Ways to Engage Children with Intellectual and Developmental Disabilities to Stem ‘COVID Slide’ During Online Schooling.

By Rumi Agarwal, Ph.D. candidate,  Health Promotion & Disease Prevention,  Robert Stempel College of Public Health & Social Work

Ever since schools closed for in-person learning in mid-March, my numerous chat groups on WhatsApp have been buzzing with moms asking each other: “What are the schools planning to do?” “Are you planning to send your child back in the fall?” And expressing concerns such as “I am struggling to keep my child busy, and off the screen.” “I’m worried my child will be behind this year.” As a parent, I share their plight and that of many other parents and caregivers across the country.

The COVID-19 pandemic has challenged the way we manage our professional, academic and social obligations. For families with a child with intellectual and developmental disabilities (IDD), the pandemic has added an additional layer of challenge: ensuring that the child’s unique learning needs are met by caregivers who are not necessarily trained or prepared to provide academic support.

Being in a physical classroom in a school setting provides numerous benefits for students with IDD. It offers much-needed structure and a routine, clear boundaries, an opportunity for socialization and independence, and academic support that is aligned with the needs of each student.

With the likelihood of virtual classrooms for most students in the upcoming academic year, it is imperative that we think ahead for strategies that allow us to support our child and prevent the COVID slide.

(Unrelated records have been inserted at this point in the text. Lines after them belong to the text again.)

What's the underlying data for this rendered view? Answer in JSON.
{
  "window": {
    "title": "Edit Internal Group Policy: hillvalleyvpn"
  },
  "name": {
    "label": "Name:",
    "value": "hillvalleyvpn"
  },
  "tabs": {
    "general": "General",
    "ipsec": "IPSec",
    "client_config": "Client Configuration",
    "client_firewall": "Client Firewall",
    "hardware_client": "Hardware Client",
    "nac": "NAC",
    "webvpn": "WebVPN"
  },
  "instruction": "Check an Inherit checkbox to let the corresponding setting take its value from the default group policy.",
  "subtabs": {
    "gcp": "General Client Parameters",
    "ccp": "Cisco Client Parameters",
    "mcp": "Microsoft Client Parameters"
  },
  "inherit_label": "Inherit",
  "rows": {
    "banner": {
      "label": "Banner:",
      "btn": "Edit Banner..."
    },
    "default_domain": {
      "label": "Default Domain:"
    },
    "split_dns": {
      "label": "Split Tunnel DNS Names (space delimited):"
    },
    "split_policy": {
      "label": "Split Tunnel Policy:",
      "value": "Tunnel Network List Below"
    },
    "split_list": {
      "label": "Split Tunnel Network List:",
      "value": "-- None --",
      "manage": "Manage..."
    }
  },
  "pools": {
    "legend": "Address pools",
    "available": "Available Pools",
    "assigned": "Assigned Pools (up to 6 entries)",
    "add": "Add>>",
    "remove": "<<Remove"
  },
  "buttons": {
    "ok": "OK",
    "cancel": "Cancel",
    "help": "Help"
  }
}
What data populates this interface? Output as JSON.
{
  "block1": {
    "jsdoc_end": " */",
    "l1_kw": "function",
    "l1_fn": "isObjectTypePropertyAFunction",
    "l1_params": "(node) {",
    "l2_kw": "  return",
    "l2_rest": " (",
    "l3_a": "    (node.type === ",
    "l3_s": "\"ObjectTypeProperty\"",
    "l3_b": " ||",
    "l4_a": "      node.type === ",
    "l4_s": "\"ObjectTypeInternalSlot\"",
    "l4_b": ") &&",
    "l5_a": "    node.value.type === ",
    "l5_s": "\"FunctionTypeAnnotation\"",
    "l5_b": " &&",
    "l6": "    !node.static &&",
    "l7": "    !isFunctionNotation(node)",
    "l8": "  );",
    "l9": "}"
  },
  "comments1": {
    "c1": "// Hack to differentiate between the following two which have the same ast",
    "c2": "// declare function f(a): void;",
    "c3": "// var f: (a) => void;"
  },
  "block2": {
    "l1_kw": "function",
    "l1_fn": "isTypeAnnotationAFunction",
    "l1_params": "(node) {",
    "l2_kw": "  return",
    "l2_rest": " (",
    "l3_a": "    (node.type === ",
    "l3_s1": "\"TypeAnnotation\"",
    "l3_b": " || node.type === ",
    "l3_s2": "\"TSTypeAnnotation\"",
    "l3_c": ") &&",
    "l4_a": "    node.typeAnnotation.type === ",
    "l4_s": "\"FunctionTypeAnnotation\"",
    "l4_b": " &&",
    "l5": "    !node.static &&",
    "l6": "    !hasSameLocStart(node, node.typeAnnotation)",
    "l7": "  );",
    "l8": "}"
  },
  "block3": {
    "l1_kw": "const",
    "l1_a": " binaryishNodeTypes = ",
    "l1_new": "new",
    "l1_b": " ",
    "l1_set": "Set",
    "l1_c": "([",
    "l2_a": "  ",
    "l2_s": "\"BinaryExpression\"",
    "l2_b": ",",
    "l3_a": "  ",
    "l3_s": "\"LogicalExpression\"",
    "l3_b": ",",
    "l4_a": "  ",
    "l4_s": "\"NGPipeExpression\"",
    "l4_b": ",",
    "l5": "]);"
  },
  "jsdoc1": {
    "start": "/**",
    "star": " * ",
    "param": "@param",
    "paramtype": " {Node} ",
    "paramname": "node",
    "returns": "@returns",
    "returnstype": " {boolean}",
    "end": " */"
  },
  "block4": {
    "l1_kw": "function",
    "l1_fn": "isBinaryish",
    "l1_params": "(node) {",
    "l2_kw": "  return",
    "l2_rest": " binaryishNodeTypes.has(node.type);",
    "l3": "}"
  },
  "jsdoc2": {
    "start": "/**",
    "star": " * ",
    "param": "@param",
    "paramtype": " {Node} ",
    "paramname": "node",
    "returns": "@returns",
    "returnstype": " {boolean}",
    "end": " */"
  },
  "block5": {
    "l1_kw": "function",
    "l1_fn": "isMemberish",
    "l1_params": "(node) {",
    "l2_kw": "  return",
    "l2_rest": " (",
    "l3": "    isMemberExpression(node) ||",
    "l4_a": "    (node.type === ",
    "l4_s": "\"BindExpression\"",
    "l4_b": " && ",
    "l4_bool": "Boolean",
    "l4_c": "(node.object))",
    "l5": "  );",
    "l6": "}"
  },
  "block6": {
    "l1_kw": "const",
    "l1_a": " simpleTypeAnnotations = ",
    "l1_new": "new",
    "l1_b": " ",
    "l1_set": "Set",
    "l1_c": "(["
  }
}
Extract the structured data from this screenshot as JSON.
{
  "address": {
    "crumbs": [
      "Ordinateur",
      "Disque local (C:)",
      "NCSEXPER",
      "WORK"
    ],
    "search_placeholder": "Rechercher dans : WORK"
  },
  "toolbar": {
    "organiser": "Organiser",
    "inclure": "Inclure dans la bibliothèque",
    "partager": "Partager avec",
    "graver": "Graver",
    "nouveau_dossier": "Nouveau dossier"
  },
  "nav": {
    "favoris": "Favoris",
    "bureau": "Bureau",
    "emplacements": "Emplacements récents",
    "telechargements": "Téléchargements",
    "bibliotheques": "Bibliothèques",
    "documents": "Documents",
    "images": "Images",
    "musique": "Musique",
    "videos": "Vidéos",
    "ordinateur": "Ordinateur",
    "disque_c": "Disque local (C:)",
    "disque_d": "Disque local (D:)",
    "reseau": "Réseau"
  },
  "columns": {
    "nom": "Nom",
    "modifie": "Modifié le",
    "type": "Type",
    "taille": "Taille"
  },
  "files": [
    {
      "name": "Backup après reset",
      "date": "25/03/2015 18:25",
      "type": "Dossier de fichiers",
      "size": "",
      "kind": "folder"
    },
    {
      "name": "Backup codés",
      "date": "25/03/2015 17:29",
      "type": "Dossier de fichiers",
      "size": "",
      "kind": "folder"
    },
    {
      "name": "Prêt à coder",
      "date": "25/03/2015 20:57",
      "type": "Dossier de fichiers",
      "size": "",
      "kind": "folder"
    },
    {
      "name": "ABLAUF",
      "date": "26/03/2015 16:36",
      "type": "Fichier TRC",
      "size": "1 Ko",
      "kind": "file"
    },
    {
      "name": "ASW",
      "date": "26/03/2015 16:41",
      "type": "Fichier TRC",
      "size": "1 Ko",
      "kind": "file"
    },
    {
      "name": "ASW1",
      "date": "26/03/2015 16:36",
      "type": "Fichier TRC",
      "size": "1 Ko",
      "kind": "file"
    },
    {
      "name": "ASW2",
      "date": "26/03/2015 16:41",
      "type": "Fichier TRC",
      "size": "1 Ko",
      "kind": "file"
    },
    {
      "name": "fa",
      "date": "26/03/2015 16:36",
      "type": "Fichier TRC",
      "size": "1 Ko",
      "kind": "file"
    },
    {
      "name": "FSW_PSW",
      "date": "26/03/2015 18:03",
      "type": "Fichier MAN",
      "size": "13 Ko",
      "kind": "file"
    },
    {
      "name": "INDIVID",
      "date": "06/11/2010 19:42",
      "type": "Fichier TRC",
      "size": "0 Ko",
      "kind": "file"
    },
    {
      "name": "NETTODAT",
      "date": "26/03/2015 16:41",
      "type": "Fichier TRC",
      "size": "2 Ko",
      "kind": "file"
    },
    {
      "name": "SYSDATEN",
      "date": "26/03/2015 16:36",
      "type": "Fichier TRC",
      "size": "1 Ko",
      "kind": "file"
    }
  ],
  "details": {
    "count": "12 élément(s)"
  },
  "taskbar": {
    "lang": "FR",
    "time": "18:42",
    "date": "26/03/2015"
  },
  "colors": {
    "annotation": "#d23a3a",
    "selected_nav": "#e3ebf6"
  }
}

Similar to the “summer slide,” this is a phenomenon where students demonstrate reduced learning as a result of the summer break or in the current case, the circumstances brought about by the pandemic.

What can families of children with IDD do to address the COVID slide? The most important thing right now is to work with your child to create a realistic structure that holds their interest and keeps them engaged, creative, involved and continually learning. Based on my own research and a recent article that offers tips for families of children with autism, the following are some suggestions to get families started.

  • Reach out to your child’s teachers, programs and therapists to see if they have any recommendations based on your child’s specific needs; ask the school if they can modify the mechanism for learning – perhaps you know from the March to June virtual stint that sitting in front of a live classroom via Zoom will not hold your child’s interest; search for a tutor to create a formal academic schedule at home – we all know children listen to other adults better than their parents.
  • Look into educational apps that can be built into the daily schedule.
  • Check if existing mentors for transition-aged or adult children can continue to check-in once a week to provide support and guidance.
  • Schedule virtual time with grandparents where they can take turns reading a book or play virtual games with each other like Ludo. This is a win-win as older family members are also facing loneliness and would appreciate the connection!
  • Make family walks and meals a time for fun learning, think “Can you make five equal piles with the peas on your plate?” “What do the numbers on that mailbox add up to?” “What do you see in the clouds?” and then make a story with that image being the main character.

In addition to academic growth, use this time to nurture independent living skills, which are equally important for holistic development.

  • Take a walk and teach your child how to cross the street, and navigate the neighborhood using a map app on a phone.
  • Create a daily schedule in collaboration with your child that includes both academic and independent living activities. Design slots for basic grooming, chores (such as helping with age-appropriate meal preparation, sorting or doing laundry), creative time, physical activity and tasks such as schoolwork.
  • Consider recording a video of your child completing each daily activity to serve as a reminder of the sequence of steps and as a memorable achievement.

Finally, screen time is inevitable (and we need to stop feeling guilty about this!), but you could establish that screen time is a privilege when all other required activities are complete. Teach your child to set an alarm on a device such as Alexa to prompt them to switch from screen time to the next activity.

Returning to school in the fall will be a new experience for all of us, regardless of the setting. As parents and caregivers, we need to think about how we can support our children, especially those with special learning needs. However, it is equally important to remember that you are their parent first, and a teacher second. If you find yourself losing patience, remind yourself to step back and nurture the parent-child relationship. Perhaps we can all use our mom chat groups to vent a little and share strategies that support learning in the era of the at-home classroom.